After the eclipse, the moon will continue on its way in its orbit around the Earth. On Sunday, Jan. 20, at 2244 GMT (5:44 p.m. EST), the moon will arrive at its other (ascending) node and cross the ecliptic while heading north. Just 6 and one-half hours later, the moon will turn full. And that full moon will be not only close enough to the node to enter the Earth's shadow, but also close enough to pass completely into the shadow and produce a dramatic total eclipse. This event will strongly favor the Western Hemisphere: North and South America will be facing directly toward the moon when totality occurs. Europe, too, will get a look just prior to moonset, early on Monday morning, Jan. 21.
Space.com will provide all the details of this spectacular sky show in the coming days, so stay tuned!
Editor's note: If you snap an amazing photo of the January 2019 solar eclipse that you'd like to share with Space.com and our news partners for a possible story or image gallery, send comments and images in to: email@example.com.
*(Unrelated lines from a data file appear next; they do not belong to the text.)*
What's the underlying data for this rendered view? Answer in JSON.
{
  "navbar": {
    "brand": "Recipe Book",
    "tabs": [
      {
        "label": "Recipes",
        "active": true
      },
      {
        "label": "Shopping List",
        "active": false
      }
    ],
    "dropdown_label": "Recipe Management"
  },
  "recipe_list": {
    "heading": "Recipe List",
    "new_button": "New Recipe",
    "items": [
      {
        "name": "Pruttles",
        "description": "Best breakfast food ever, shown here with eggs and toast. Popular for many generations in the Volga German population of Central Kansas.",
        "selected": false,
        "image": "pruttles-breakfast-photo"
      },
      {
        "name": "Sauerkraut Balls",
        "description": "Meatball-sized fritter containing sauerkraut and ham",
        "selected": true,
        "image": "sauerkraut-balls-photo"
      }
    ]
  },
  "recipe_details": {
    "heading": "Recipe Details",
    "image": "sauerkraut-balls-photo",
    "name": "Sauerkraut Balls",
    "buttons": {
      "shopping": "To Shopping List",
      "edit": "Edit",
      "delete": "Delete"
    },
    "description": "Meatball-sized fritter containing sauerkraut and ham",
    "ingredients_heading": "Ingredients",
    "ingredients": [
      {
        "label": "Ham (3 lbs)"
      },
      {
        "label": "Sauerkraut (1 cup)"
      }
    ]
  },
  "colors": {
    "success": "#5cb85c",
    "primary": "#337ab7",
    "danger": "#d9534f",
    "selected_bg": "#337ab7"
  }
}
Joe Rao serves as an instructor and guest lecturer at New York's Hayden Planetarium. He writes about astronomy for Natural History magazine, the Farmers' Almanac and other publications, and he is also an on-camera meteorologist for Verizon FiOS1 News in New York's lower Hudson Valley. Follow us on Twitter @Spacedotcom and on Facebook. Original article on Space.com.
Get the Space.com Newsletter
Breaking space news, the latest updates on rocket launches, skywatching events and more!
Joe Rao is Space.com's skywatching columnist, as well as a veteran meteorologist and eclipse chaser who also serves as an instructor and guest lecturer at New York's Hayden Planetarium. He writes about astronomy for Natural History magazine, the Farmers' Almanac and other publications. Joe is an 8-time Emmy-nominated meteorologist who served the Putnam Valley region of New York for over 21 years. You can find him on Twitter and YouTube tracking lunar and solar eclipses, meteor showers and more. To find out Joe's latest project, visit him on Twitter.